Dataset excerpts:
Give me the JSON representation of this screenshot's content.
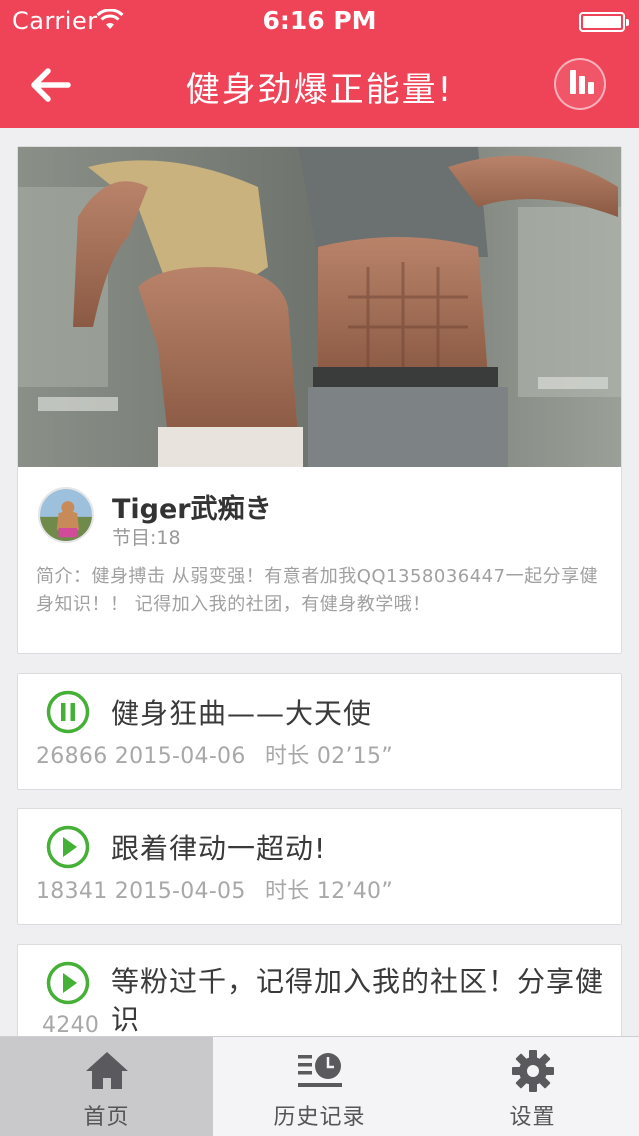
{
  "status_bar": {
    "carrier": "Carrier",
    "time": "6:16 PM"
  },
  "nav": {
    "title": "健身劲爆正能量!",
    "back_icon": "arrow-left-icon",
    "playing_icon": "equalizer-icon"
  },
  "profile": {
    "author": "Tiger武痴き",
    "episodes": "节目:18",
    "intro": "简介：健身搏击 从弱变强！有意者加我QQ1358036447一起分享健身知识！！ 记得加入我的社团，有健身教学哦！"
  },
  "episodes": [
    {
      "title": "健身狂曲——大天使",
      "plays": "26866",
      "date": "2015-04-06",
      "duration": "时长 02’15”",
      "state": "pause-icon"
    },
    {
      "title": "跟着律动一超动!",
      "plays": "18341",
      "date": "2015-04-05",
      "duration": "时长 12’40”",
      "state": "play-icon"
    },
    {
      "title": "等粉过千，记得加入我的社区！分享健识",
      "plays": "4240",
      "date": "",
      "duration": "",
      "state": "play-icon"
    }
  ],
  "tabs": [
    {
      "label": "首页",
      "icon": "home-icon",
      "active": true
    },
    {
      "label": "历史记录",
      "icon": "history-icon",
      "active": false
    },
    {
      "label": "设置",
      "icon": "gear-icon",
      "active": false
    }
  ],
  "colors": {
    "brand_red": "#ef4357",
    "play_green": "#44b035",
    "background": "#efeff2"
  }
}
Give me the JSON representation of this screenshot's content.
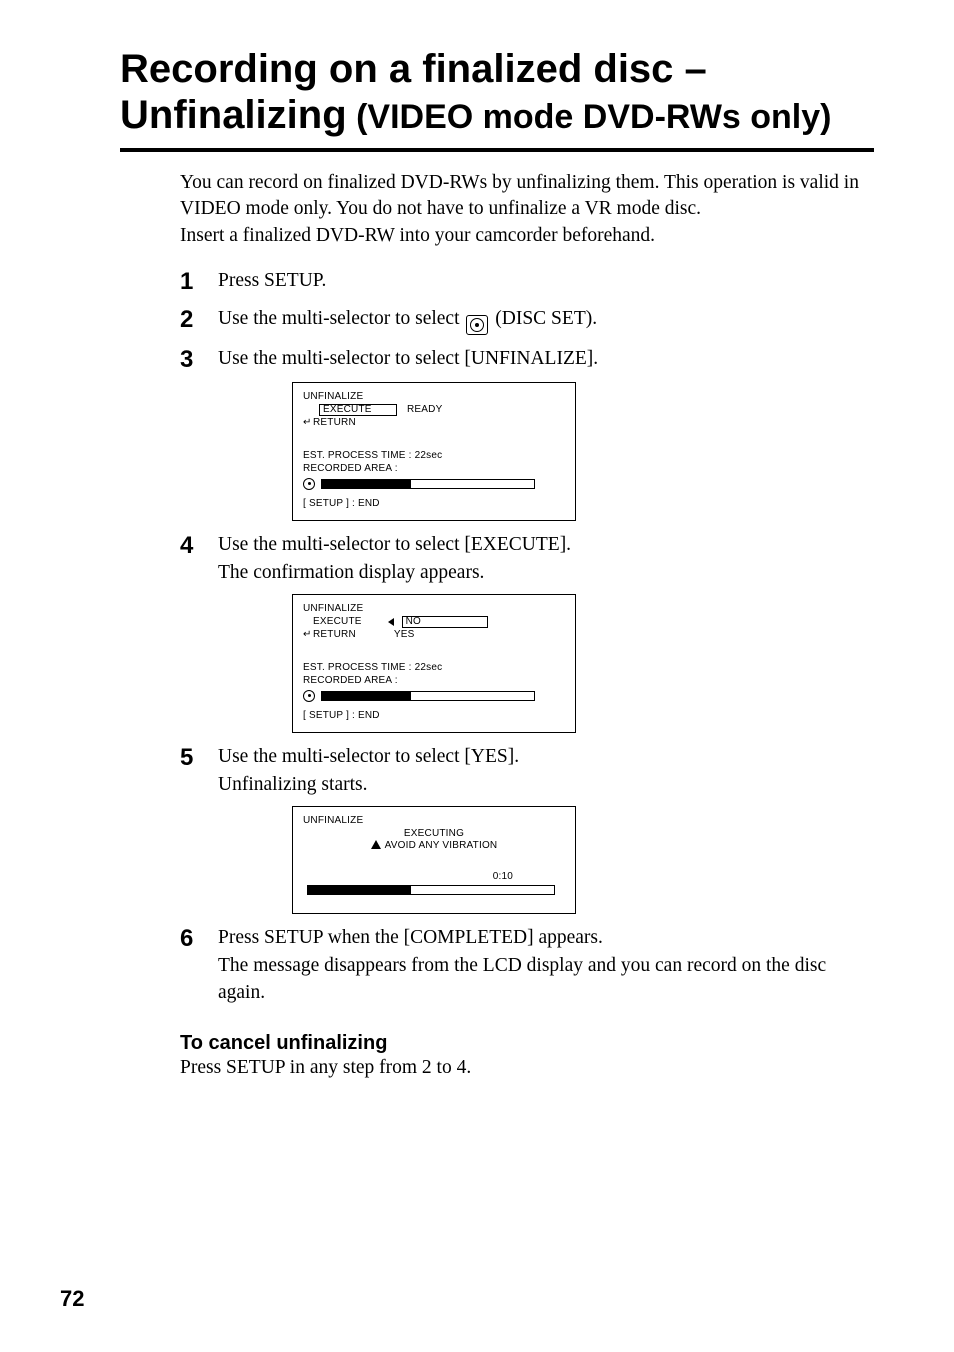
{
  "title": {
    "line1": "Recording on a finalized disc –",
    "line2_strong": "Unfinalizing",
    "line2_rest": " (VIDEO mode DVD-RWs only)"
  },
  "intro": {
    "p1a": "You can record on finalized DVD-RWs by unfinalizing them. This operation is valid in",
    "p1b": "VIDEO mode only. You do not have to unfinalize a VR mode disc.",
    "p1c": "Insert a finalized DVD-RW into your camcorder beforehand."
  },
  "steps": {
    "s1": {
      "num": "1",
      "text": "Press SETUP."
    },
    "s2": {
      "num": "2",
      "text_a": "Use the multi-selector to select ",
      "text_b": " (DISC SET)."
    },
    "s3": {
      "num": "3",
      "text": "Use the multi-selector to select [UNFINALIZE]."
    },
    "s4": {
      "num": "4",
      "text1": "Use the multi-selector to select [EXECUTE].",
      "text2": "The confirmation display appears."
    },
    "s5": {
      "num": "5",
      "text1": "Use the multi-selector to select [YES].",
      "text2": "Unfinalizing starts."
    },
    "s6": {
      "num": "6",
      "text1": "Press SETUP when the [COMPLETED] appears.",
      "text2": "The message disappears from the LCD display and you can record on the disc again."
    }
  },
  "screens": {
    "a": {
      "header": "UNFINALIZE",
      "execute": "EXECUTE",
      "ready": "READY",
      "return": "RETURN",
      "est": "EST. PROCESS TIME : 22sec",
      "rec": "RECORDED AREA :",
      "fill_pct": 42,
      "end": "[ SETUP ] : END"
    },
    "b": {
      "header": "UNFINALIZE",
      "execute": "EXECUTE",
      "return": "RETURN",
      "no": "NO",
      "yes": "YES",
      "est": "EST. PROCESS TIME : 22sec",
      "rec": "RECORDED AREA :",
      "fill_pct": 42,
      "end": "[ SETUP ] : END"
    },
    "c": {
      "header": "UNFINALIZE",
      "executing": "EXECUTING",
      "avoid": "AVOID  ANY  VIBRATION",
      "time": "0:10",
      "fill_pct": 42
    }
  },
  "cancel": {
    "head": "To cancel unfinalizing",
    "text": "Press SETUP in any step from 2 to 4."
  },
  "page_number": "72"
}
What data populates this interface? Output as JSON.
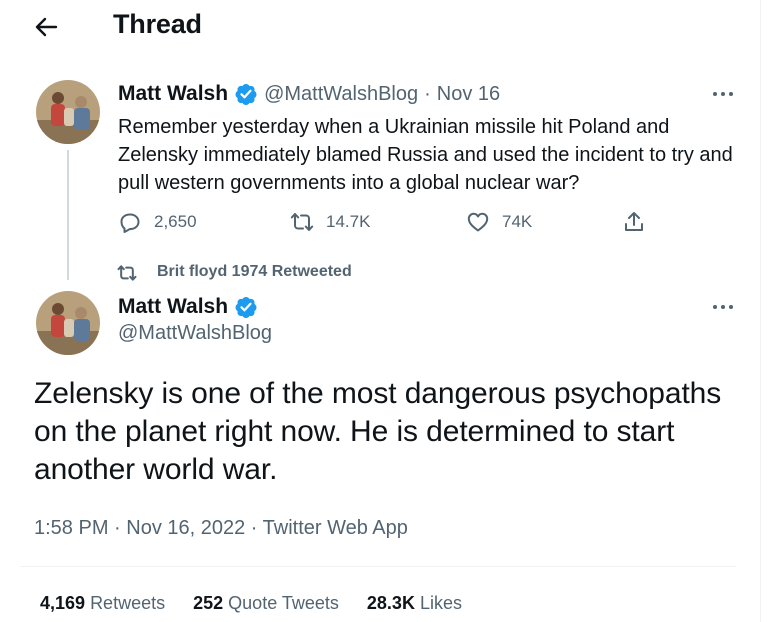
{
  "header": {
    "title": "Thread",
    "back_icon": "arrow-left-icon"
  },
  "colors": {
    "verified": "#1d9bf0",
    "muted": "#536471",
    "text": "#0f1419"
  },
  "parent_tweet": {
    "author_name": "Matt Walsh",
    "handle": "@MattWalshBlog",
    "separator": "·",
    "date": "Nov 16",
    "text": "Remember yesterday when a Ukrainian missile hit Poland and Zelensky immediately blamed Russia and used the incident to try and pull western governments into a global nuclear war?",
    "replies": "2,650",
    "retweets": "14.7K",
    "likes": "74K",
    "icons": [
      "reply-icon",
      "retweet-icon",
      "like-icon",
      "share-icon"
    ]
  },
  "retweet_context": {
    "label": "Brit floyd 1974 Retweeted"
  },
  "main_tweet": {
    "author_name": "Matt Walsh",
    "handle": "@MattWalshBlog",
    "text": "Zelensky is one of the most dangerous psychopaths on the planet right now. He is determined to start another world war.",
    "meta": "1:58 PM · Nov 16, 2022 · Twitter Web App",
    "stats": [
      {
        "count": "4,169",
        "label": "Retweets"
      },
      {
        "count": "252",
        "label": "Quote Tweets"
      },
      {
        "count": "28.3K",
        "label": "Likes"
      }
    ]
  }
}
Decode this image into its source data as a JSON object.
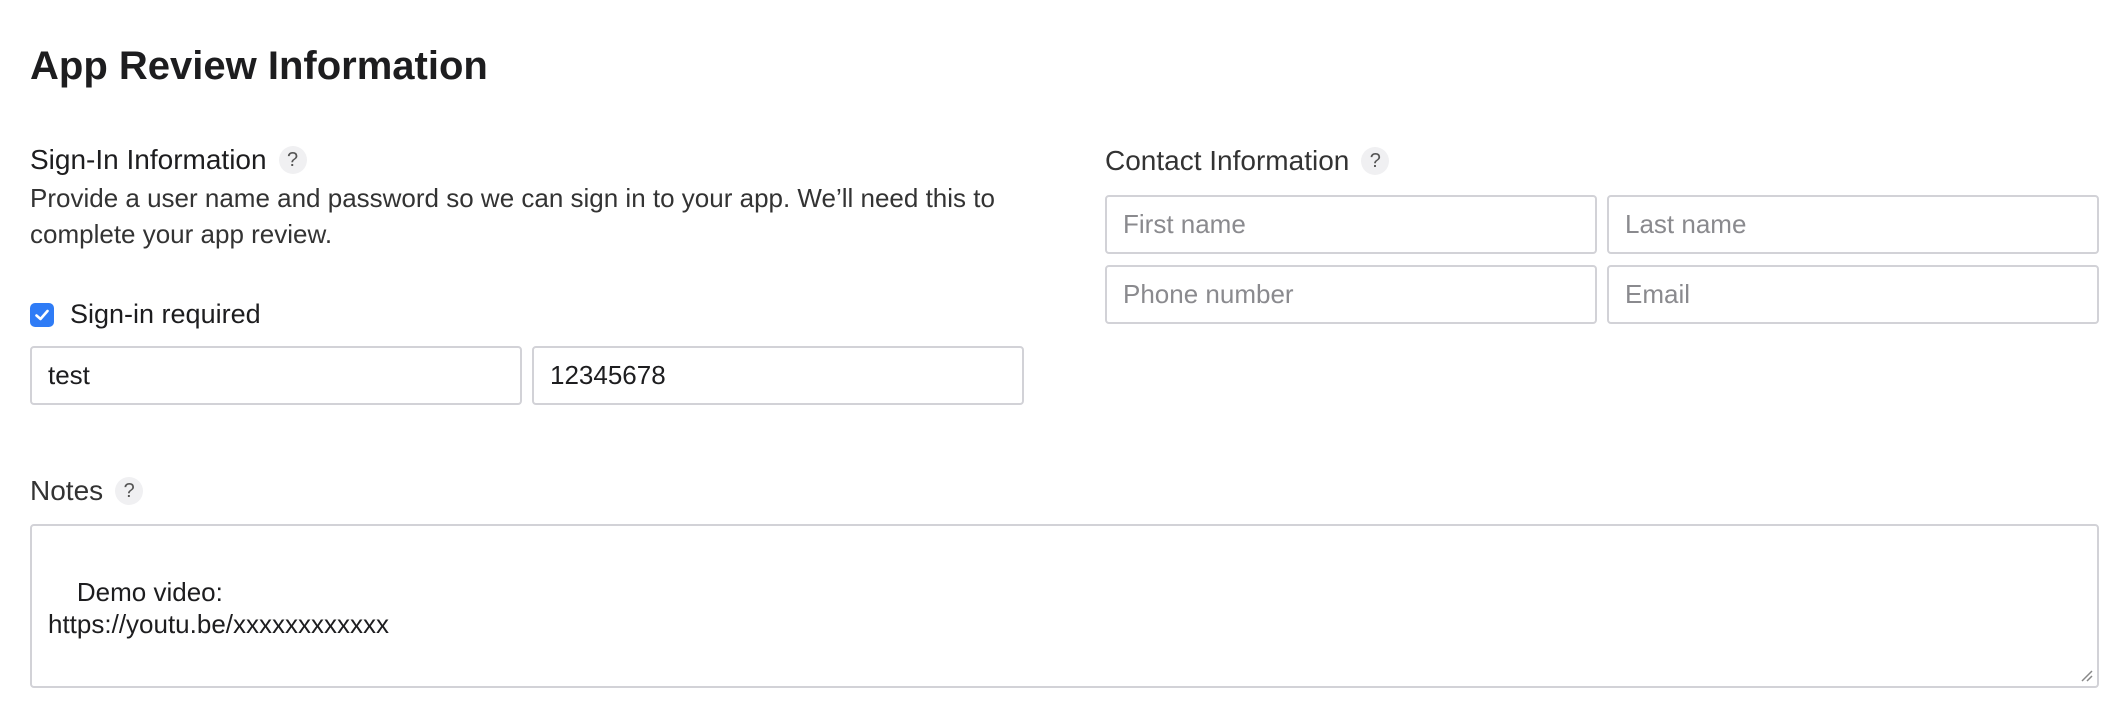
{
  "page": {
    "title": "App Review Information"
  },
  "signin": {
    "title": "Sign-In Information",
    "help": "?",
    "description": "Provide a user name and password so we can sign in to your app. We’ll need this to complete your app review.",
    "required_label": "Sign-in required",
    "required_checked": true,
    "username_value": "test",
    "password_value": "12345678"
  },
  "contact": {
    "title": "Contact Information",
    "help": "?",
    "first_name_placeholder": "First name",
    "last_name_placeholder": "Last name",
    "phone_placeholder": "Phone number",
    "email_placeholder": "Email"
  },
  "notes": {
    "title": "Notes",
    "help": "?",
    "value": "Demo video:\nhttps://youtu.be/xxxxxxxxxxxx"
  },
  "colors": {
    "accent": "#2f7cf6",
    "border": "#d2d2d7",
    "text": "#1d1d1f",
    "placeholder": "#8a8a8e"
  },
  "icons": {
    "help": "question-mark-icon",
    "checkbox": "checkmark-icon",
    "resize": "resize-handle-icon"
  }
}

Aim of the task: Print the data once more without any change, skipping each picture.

Answer to this problem:
Give me the JSON representation of this screenshot's content.
{
  "status_bar": {
    "carrier": "Carrier",
    "time": "6:16 PM"
  },
  "nav": {
    "title": "健身劲爆正能量!",
    "back_icon": "arrow-left-icon",
    "playing_icon": "equalizer-icon"
  },
  "profile": {
    "author": "Tiger武痴き",
    "episodes": "节目:18",
    "intro": "简介：健身搏击 从弱变强！有意者加我QQ1358036447一起分享健身知识！！ 记得加入我的社团，有健身教学哦！"
  },
  "episodes": [
    {
      "title": "健身狂曲——大天使",
      "plays": "26866",
      "date": "2015-04-06",
      "duration": "时长 02’15”",
      "state": "pause-icon"
    },
    {
      "title": "跟着律动一超动!",
      "plays": "18341",
      "date": "2015-04-05",
      "duration": "时长 12’40”",
      "state": "play-icon"
    },
    {
      "title": "等粉过千，记得加入我的社区！分享健识",
      "plays": "4240",
      "date": "",
      "duration": "",
      "state": "play-icon"
    }
  ],
  "tabs": [
    {
      "label": "首页",
      "icon": "home-icon",
      "active": true
    },
    {
      "label": "历史记录",
      "icon": "history-icon",
      "active": false
    },
    {
      "label": "设置",
      "icon": "gear-icon",
      "active": false
    }
  ],
  "colors": {
    "brand_red": "#ef4357",
    "play_green": "#44b035",
    "background": "#efeff2"
  }
}
Give me the JSON representation of this screenshot's content.
{
  "title": {
    "line1": "Recording on a finalized disc –",
    "line2_strong": "Unfinalizing",
    "line2_rest": " (VIDEO mode DVD-RWs only)"
  },
  "intro": {
    "p1a": "You can record on finalized DVD-RWs by unfinalizing them. This operation is valid in",
    "p1b": "VIDEO mode only. You do not have to unfinalize a VR mode disc.",
    "p1c": "Insert a finalized DVD-RW into your camcorder beforehand."
  },
  "steps": {
    "s1": {
      "num": "1",
      "text": "Press SETUP."
    },
    "s2": {
      "num": "2",
      "text_a": "Use the multi-selector to select ",
      "text_b": " (DISC SET)."
    },
    "s3": {
      "num": "3",
      "text": "Use the multi-selector to select [UNFINALIZE]."
    },
    "s4": {
      "num": "4",
      "text1": "Use the multi-selector to select [EXECUTE].",
      "text2": "The confirmation display appears."
    },
    "s5": {
      "num": "5",
      "text1": "Use the multi-selector to select [YES].",
      "text2": "Unfinalizing starts."
    },
    "s6": {
      "num": "6",
      "text1": "Press SETUP when the [COMPLETED] appears.",
      "text2": "The message disappears from the LCD display and you can record on the disc again."
    }
  },
  "screens": {
    "a": {
      "header": "UNFINALIZE",
      "execute": "EXECUTE",
      "ready": "READY",
      "return": "RETURN",
      "est": "EST. PROCESS TIME : 22sec",
      "rec": "RECORDED AREA :",
      "fill_pct": 42,
      "end": "[ SETUP ] : END"
    },
    "b": {
      "header": "UNFINALIZE",
      "execute": "EXECUTE",
      "return": "RETURN",
      "no": "NO",
      "yes": "YES",
      "est": "EST. PROCESS TIME : 22sec",
      "rec": "RECORDED AREA :",
      "fill_pct": 42,
      "end": "[ SETUP ] : END"
    },
    "c": {
      "header": "UNFINALIZE",
      "executing": "EXECUTING",
      "avoid": "AVOID  ANY  VIBRATION",
      "time": "0:10",
      "fill_pct": 42
    }
  },
  "cancel": {
    "head": "To cancel unfinalizing",
    "text": "Press SETUP in any step from 2 to 4."
  },
  "page_number": "72"
}
What data populates this interface? Output as JSON.
{
  "header": {
    "title": "Thread",
    "back_icon": "arrow-left-icon"
  },
  "colors": {
    "verified": "#1d9bf0",
    "muted": "#536471",
    "text": "#0f1419"
  },
  "parent_tweet": {
    "author_name": "Matt Walsh",
    "handle": "@MattWalshBlog",
    "separator": "·",
    "date": "Nov 16",
    "text": "Remember yesterday when a Ukrainian missile hit Poland and Zelensky immediately blamed Russia and used the incident to try and pull western governments into a global nuclear war?",
    "replies": "2,650",
    "retweets": "14.7K",
    "likes": "74K",
    "icons": [
      "reply-icon",
      "retweet-icon",
      "like-icon",
      "share-icon"
    ]
  },
  "retweet_context": {
    "label": "Brit floyd 1974 Retweeted"
  },
  "main_tweet": {
    "author_name": "Matt Walsh",
    "handle": "@MattWalshBlog",
    "text": "Zelensky is one of the most dangerous psychopaths on the planet right now. He is determined to start another world war.",
    "meta": "1:58 PM · Nov 16, 2022 · Twitter Web App",
    "stats": [
      {
        "count": "4,169",
        "label": "Retweets"
      },
      {
        "count": "252",
        "label": "Quote Tweets"
      },
      {
        "count": "28.3K",
        "label": "Likes"
      }
    ]
  }
}
Decode this image into its source data as a JSON object.
{
  "page": {
    "title": "App Review Information"
  },
  "signin": {
    "title": "Sign-In Information",
    "help": "?",
    "description": "Provide a user name and password so we can sign in to your app. We’ll need this to complete your app review.",
    "required_label": "Sign-in required",
    "required_checked": true,
    "username_value": "test",
    "password_value": "12345678"
  },
  "contact": {
    "title": "Contact Information",
    "help": "?",
    "first_name_placeholder": "First name",
    "last_name_placeholder": "Last name",
    "phone_placeholder": "Phone number",
    "email_placeholder": "Email"
  },
  "notes": {
    "title": "Notes",
    "help": "?",
    "value": "Demo video:\nhttps://youtu.be/xxxxxxxxxxxx"
  },
  "colors": {
    "accent": "#2f7cf6",
    "border": "#d2d2d7",
    "text": "#1d1d1f",
    "placeholder": "#8a8a8e"
  },
  "icons": {
    "help": "question-mark-icon",
    "checkbox": "checkmark-icon",
    "resize": "resize-handle-icon"
  }
}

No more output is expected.